A French court on Thursday sentenced a man who punched French President Emmanuel Macron in the face this week to 18 months in prison, 14 of which were suspended.
Damien Tarel, a 28-year-old medieval history buff, has been in custody since Tuesday’s attack that a prosecutor called “absolutely unacceptable” and “an act of deliberate violence”.
The court sentenced Tarel to 18 months in prison, but 14 of those months were suspended, the broadcaster reported.
Earlier, Tarel told the court in Valence in southern France that he acted because the president stood for all that was rotten with France, the news channel said.
Tarel said he had considered throwing an egg or cream cake at the president just days before Macron’s visit to the Drôme region of southern France, but added that the blow was not premeditated.
“I think Macron very nicely represents the decline of our country,” he told the court, according to BFM TV. “Had I challenged Macron to a duel at dawn, I doubt he would have responded.”
Macron has described the attack as an isolated incident and said violence and hatred posed a threat to democracy. His office did not respond to a request for comment on Tarel’s comments in court. Tarel was charged with assaulting a public servant, a crime carrying a maximum penalty of three years in prison and a fine of €45,000.
Tarel struck Macron after the president came to greet a small crowd of onlookers after visiting a vocational school during a trip to take the country’s pulse as it emerges from the pandemic and ahead of the 2022 presidential election.
Macron reached out to Tarel who was behind a security barrier, Tarel then shouted “Down with Macronia” (“A Bas La Macronie”) and punched Macron on the left side of his face.
He was also heard to shout “Montjoie Saint Denis”, the battle cry of the army when France was still a monarchy.
“It’s a patriot’s slogan,” he told the court.
Tarel told police investigators he was close to the anti-government “yellow vests” movement that shocked the Macron presidency, and harbored far-right political beliefs.
Tarel’s acquaintances described a man who liked role-playing of the time and was not a troublemaker. The prosecutor said he was not a member of any political or militant group.

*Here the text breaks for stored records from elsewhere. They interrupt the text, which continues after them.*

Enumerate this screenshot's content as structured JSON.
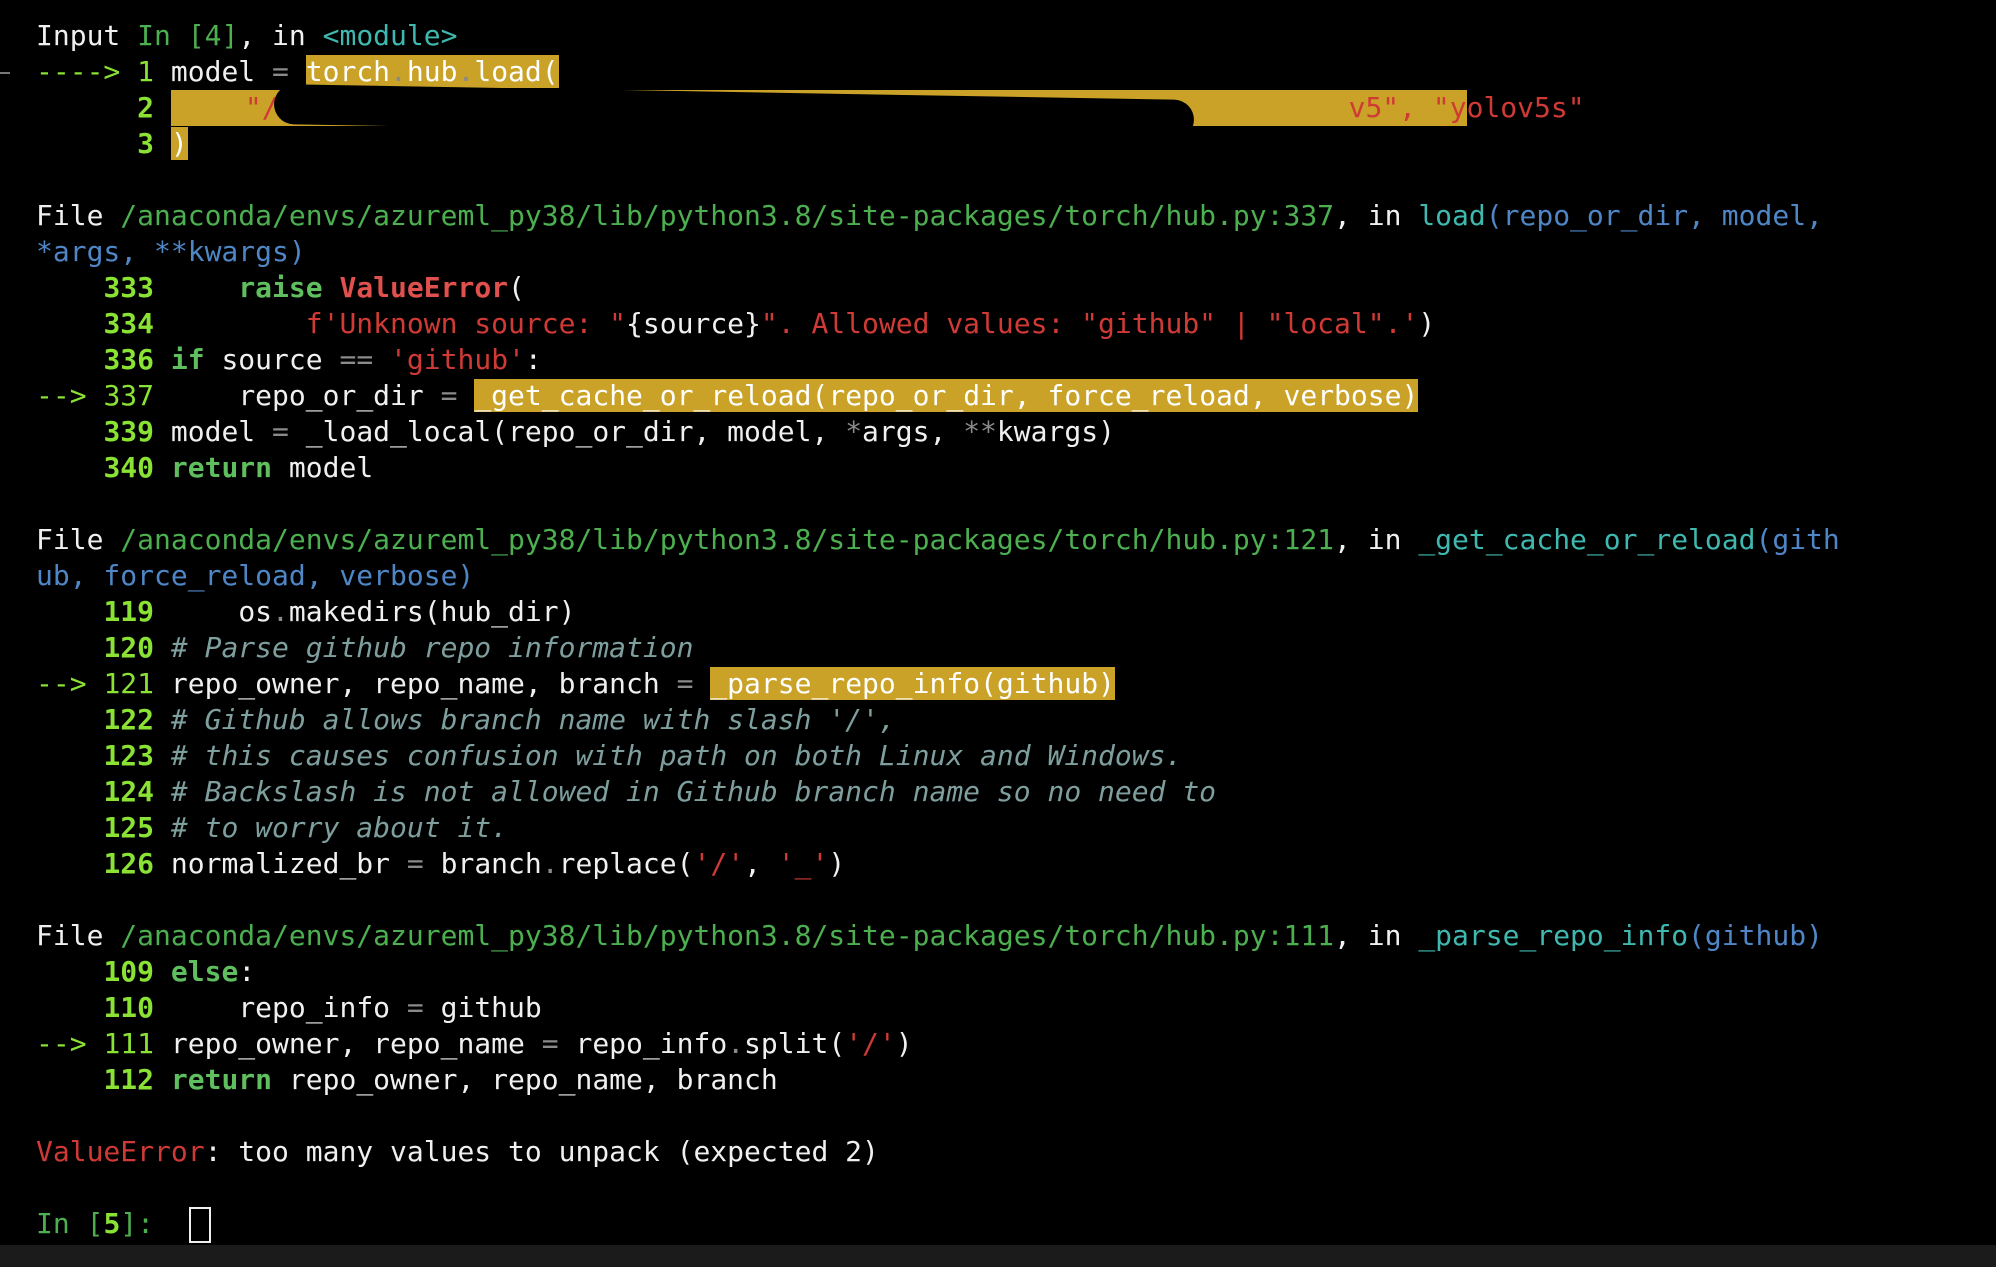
{
  "cell1": {
    "input_label": "Input",
    "in_label": "In [4]",
    "in_module": ", in ",
    "module": "<module>",
    "lines": [
      {
        "marker": "----> ",
        "num": "1",
        "code": "model = torch.hub.load("
      },
      {
        "marker": "      ",
        "num": "2",
        "code": "\"/ ... v5\", \"yolov5s\""
      },
      {
        "marker": "      ",
        "num": "3",
        "code": ")"
      }
    ]
  },
  "frame1": {
    "file_label": "File ",
    "path": "/anaconda/envs/azureml_py38/lib/python3.8/site-packages/torch/hub.py:337",
    "in_text": ", in ",
    "func": "load",
    "args1": "(repo_or_dir, model,",
    "args2": "*args, **kwargs)",
    "l333": "333",
    "l334": "334",
    "l336": "336",
    "l337": "337",
    "l339": "339",
    "l340": "340",
    "arrow": "--> "
  },
  "frame2": {
    "file_label": "File ",
    "path": "/anaconda/envs/azureml_py38/lib/python3.8/site-packages/torch/hub.py:121",
    "in_text": ", in ",
    "func": "_get_cache_or_reload",
    "args1": "(gith",
    "args2": "ub, force_reload, verbose)",
    "l119": "119",
    "l120": "120",
    "l121": "121",
    "l122": "122",
    "l123": "123",
    "l124": "124",
    "l125": "125",
    "l126": "126",
    "c120": "# Parse github repo information",
    "c122": "# Github allows branch name with slash '/',",
    "c123": "# this causes confusion with path on both Linux and Windows.",
    "c124": "# Backslash is not allowed in Github branch name so no need to",
    "c125": "# to worry about it.",
    "arrow": "--> "
  },
  "frame3": {
    "file_label": "File ",
    "path": "/anaconda/envs/azureml_py38/lib/python3.8/site-packages/torch/hub.py:111",
    "in_text": ", in ",
    "func": "_parse_repo_info",
    "args": "(github)",
    "l109": "109",
    "l110": "110",
    "l111": "111",
    "l112": "112",
    "arrow": "--> "
  },
  "error": {
    "type": "ValueError",
    "message": ": too many values to unpack (expected 2)"
  },
  "prompt": {
    "in": "In [",
    "num": "5",
    "close": "]: "
  }
}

Tarel was arrested along with a second man from his hometown of Saint-Vallier.
In the second man’s house, police found weapons, a copy of Adolf Hitler’s autobiographical manifesto, Mein Kampf, and a red flag with golden hammer and sickle, the symbol of the communist movement, in the second man’s house.
The second man will not be prosecuted for assault, but will be prosecuted for illegal possession of weapons in 2022.